In an industry that devotes only a small fraction of its resources to staff development, copy editors too often are the last to be considered for training and resources. Substantial strides have been made in recent years to focus attention on the copy desk as a valuable resource of expertise across all disciplines, from information gathering and writing to editing and packaging. Efforts such as those by the American Copy Editors Society have built a thriving network of copy editors eager to improve themselves and their organizations.
For such gains to continue, the newspaper industry should edit the future through a culture of learning, one that recognizes the value of editors as gatekeepers who insure fulfillment of the newspaper's core obligation to be accurate, fair, balanced and complete. They must make the same kinds of choices for their news organizations as they do for their audiences: What is the knowledge required to build excellence in their corps of gatekeepers?
"Editing the Future," a two-day conference sponsored by the Knight Ohio Program for Editing and Editing Education, the Poynter Institute, the Maynard Institute and the Freedom Forum Diversity Institute, brought together editors from across the industry to consider key issues confronting newsrooms. How do we hire good editors and then train them for advancement? How do we guard against inaccuracies and build credibility? How do we cover communities that grow more diverse daily? How do we cope with a rapidly changing media landscape, one that has turned Web sites from an "extra" operation to an integral part of the news report?
Nowhere are these questions more urgent than on the copy desk, which sits at the nexus of what we did yesterday and what we need to do tomorrow.

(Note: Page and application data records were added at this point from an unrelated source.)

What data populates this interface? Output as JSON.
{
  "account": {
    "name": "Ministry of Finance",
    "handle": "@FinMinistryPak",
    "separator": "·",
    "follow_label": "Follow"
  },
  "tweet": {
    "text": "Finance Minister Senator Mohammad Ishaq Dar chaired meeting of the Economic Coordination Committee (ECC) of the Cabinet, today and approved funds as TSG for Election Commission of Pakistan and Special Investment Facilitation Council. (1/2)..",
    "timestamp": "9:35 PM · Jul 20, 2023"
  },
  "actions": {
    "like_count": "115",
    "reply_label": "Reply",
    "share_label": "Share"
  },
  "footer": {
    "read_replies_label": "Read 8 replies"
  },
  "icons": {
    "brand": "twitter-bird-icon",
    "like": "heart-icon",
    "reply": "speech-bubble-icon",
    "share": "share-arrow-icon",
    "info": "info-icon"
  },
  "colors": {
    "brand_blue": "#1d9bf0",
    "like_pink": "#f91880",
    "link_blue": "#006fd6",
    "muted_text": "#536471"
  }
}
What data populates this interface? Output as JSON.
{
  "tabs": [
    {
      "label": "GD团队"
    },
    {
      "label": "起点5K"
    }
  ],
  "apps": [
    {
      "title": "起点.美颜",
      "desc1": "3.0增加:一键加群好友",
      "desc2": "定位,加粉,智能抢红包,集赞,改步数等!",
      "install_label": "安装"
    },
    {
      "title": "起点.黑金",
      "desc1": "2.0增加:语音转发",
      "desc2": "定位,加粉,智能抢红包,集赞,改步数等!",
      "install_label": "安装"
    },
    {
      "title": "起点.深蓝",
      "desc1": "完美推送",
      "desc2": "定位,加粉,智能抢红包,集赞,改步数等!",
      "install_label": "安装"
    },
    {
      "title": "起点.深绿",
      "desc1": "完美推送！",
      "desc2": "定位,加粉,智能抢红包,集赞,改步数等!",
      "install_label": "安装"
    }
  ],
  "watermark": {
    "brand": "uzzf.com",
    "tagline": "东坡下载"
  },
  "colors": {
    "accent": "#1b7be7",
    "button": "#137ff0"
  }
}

Deborah Gump, Ph.D.
Knight Professor of News Editing
E.W. Scripps School of Journalism